Supplied data START

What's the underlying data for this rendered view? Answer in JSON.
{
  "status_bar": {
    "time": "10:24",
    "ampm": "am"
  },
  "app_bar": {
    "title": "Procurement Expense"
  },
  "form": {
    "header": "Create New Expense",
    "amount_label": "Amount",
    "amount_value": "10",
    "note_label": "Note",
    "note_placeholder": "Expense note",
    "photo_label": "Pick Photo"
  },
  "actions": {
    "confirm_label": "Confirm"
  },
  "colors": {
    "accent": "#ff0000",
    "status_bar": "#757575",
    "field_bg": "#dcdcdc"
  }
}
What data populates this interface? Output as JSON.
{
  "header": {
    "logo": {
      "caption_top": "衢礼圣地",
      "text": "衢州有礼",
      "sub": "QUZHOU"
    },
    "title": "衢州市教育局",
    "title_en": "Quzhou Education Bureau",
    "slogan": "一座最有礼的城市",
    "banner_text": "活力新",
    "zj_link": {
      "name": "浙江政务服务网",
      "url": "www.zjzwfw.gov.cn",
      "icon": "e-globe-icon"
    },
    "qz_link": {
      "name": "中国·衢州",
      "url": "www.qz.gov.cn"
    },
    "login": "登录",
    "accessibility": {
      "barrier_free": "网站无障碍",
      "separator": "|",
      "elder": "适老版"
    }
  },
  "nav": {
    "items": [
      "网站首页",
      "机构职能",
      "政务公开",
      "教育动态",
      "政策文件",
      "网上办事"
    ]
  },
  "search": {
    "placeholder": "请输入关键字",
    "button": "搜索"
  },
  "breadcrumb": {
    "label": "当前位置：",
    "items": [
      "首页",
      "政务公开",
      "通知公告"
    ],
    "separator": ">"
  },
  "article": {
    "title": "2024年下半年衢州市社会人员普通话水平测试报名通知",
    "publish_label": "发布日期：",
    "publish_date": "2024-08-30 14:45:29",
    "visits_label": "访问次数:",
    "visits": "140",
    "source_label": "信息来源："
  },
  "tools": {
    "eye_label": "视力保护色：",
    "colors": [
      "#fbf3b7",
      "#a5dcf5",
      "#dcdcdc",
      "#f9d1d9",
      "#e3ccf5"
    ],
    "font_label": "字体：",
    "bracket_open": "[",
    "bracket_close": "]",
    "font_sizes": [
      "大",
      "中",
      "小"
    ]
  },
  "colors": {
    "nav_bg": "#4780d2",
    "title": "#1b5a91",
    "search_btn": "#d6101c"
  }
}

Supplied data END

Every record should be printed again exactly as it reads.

What's the underlying data for this rendered view? Answer in JSON.
{
  "status_bar": {
    "time": "10:24",
    "ampm": "am"
  },
  "app_bar": {
    "title": "Procurement Expense"
  },
  "form": {
    "header": "Create New Expense",
    "amount_label": "Amount",
    "amount_value": "10",
    "note_label": "Note",
    "note_placeholder": "Expense note",
    "photo_label": "Pick Photo"
  },
  "actions": {
    "confirm_label": "Confirm"
  },
  "colors": {
    "accent": "#ff0000",
    "status_bar": "#757575",
    "field_bg": "#dcdcdc"
  }
}
What data populates this interface? Output as JSON.
{
  "header": {
    "logo": {
      "caption_top": "衢礼圣地",
      "text": "衢州有礼",
      "sub": "QUZHOU"
    },
    "title": "衢州市教育局",
    "title_en": "Quzhou Education Bureau",
    "slogan": "一座最有礼的城市",
    "banner_text": "活力新",
    "zj_link": {
      "name": "浙江政务服务网",
      "url": "www.zjzwfw.gov.cn",
      "icon": "e-globe-icon"
    },
    "qz_link": {
      "name": "中国·衢州",
      "url": "www.qz.gov.cn"
    },
    "login": "登录",
    "accessibility": {
      "barrier_free": "网站无障碍",
      "separator": "|",
      "elder": "适老版"
    }
  },
  "nav": {
    "items": [
      "网站首页",
      "机构职能",
      "政务公开",
      "教育动态",
      "政策文件",
      "网上办事"
    ]
  },
  "search": {
    "placeholder": "请输入关键字",
    "button": "搜索"
  },
  "breadcrumb": {
    "label": "当前位置：",
    "items": [
      "首页",
      "政务公开",
      "通知公告"
    ],
    "separator": ">"
  },
  "article": {
    "title": "2024年下半年衢州市社会人员普通话水平测试报名通知",
    "publish_label": "发布日期：",
    "publish_date": "2024-08-30 14:45:29",
    "visits_label": "访问次数:",
    "visits": "140",
    "source_label": "信息来源："
  },
  "tools": {
    "eye_label": "视力保护色：",
    "colors": [
      "#fbf3b7",
      "#a5dcf5",
      "#dcdcdc",
      "#f9d1d9",
      "#e3ccf5"
    ],
    "font_label": "字体：",
    "bracket_open": "[",
    "bracket_close": "]",
    "font_sizes": [
      "大",
      "中",
      "小"
    ]
  },
  "colors": {
    "nav_bg": "#4780d2",
    "title": "#1b5a91",
    "search_btn": "#d6101c"
  }
}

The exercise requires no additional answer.